■ EXERCISE DIRECTIONS
In the listing that follows, how many lines include the string "views"? Reply with only the number.

BEGIN

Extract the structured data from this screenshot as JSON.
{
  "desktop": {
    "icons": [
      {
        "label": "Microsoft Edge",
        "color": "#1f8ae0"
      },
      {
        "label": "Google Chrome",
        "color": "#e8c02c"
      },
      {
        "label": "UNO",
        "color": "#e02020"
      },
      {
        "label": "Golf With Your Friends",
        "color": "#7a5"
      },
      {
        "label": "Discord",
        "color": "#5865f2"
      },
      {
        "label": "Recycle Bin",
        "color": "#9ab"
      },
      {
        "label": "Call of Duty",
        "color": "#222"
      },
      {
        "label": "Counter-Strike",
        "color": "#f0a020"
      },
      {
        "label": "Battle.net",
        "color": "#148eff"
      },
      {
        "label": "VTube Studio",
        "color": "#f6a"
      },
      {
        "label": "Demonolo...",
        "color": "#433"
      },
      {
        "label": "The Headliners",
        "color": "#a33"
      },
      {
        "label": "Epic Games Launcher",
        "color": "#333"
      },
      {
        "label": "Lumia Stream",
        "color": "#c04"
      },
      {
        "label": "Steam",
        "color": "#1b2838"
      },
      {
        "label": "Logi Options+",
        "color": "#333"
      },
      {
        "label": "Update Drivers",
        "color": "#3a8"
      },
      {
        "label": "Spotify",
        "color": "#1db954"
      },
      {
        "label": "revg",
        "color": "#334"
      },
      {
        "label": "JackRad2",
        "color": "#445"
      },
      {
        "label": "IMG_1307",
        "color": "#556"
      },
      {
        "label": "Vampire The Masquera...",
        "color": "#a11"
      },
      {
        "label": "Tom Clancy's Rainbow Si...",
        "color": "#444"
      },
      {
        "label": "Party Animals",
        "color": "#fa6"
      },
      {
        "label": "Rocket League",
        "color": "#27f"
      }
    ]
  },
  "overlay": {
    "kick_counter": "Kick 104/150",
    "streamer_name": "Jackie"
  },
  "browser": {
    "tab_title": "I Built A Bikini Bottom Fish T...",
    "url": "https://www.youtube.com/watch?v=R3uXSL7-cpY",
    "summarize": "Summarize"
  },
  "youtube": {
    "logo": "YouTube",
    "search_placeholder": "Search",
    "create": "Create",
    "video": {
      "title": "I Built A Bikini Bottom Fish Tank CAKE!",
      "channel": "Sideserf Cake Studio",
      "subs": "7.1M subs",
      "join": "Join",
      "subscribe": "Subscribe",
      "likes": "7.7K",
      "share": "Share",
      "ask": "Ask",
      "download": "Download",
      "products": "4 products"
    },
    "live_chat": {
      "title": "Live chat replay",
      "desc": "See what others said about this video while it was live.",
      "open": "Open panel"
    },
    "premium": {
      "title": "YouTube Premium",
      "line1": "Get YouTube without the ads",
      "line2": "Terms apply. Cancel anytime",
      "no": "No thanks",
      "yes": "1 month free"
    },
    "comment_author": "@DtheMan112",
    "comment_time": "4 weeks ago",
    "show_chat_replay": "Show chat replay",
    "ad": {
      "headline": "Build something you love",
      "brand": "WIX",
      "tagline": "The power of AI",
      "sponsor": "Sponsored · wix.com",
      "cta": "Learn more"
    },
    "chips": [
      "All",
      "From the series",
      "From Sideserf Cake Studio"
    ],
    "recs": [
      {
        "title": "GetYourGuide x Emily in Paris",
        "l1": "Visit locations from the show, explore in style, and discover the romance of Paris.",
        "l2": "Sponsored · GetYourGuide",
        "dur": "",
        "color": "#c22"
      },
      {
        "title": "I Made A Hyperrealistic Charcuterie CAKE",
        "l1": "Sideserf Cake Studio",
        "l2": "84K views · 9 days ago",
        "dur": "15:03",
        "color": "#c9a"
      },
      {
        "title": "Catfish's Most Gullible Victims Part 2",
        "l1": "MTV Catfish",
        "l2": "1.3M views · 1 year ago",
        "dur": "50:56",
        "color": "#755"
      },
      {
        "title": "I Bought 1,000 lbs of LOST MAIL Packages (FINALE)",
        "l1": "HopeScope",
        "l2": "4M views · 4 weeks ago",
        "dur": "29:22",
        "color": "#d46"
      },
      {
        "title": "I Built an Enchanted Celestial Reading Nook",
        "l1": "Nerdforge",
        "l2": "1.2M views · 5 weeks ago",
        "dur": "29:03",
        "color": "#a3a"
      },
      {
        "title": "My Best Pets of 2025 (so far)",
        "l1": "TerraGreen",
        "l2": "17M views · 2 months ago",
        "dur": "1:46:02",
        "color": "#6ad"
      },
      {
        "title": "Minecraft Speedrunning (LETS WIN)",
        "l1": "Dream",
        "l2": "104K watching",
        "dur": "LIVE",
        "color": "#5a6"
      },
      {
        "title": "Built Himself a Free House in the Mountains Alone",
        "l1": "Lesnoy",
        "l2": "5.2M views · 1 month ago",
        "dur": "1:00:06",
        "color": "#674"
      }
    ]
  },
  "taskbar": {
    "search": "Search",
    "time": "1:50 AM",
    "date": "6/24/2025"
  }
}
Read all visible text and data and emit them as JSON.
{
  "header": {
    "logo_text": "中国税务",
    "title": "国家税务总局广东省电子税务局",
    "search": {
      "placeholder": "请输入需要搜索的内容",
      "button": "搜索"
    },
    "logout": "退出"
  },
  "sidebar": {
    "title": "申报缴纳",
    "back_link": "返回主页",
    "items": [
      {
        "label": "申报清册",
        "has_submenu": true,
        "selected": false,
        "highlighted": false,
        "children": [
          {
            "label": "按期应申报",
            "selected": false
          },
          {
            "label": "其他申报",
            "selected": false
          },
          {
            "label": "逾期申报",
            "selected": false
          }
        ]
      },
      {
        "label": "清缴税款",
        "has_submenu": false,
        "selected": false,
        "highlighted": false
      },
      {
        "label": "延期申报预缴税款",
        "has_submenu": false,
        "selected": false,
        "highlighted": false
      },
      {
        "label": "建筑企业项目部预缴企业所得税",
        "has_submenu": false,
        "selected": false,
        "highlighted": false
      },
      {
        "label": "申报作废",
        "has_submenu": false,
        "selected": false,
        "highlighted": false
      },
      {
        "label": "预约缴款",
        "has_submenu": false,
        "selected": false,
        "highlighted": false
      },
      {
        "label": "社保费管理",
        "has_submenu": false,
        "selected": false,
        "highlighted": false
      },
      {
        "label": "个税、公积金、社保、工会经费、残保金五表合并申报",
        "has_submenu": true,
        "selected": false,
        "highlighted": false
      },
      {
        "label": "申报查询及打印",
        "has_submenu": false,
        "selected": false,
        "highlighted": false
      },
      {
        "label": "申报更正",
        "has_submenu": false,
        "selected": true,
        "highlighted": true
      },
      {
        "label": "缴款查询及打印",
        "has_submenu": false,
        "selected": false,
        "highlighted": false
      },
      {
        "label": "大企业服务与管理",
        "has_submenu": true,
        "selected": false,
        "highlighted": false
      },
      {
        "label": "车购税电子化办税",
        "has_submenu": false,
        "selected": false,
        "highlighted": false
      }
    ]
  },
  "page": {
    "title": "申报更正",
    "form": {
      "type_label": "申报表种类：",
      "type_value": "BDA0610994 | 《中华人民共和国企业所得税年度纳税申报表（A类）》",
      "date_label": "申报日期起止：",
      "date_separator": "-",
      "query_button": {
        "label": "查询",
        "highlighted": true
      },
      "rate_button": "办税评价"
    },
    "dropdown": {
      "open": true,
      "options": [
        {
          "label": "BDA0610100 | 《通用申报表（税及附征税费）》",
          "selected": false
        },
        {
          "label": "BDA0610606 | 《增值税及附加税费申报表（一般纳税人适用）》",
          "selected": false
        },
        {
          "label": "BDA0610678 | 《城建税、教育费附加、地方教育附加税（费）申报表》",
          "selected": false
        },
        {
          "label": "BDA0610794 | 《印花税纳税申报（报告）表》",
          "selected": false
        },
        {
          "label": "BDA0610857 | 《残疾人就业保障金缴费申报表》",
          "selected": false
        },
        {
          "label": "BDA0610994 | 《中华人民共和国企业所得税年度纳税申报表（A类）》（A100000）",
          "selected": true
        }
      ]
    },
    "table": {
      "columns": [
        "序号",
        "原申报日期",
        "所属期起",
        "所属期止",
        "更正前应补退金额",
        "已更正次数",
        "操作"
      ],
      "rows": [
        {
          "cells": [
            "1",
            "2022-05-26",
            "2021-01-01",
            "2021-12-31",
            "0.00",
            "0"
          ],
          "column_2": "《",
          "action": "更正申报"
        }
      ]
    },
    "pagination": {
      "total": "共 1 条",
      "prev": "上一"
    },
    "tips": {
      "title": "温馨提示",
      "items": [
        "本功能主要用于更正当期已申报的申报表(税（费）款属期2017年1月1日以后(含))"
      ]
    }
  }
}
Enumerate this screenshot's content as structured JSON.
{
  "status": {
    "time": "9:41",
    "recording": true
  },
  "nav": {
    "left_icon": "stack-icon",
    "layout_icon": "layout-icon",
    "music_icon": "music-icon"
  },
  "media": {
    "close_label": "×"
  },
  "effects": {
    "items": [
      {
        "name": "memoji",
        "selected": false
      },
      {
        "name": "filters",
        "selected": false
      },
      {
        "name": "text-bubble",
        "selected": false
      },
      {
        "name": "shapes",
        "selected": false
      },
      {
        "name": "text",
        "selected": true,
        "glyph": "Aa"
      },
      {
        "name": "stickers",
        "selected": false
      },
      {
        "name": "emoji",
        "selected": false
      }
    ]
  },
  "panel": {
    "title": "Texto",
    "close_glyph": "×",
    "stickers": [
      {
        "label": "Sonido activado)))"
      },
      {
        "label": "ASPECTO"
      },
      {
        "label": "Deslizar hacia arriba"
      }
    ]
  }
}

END

■ COMPLETED TASK
6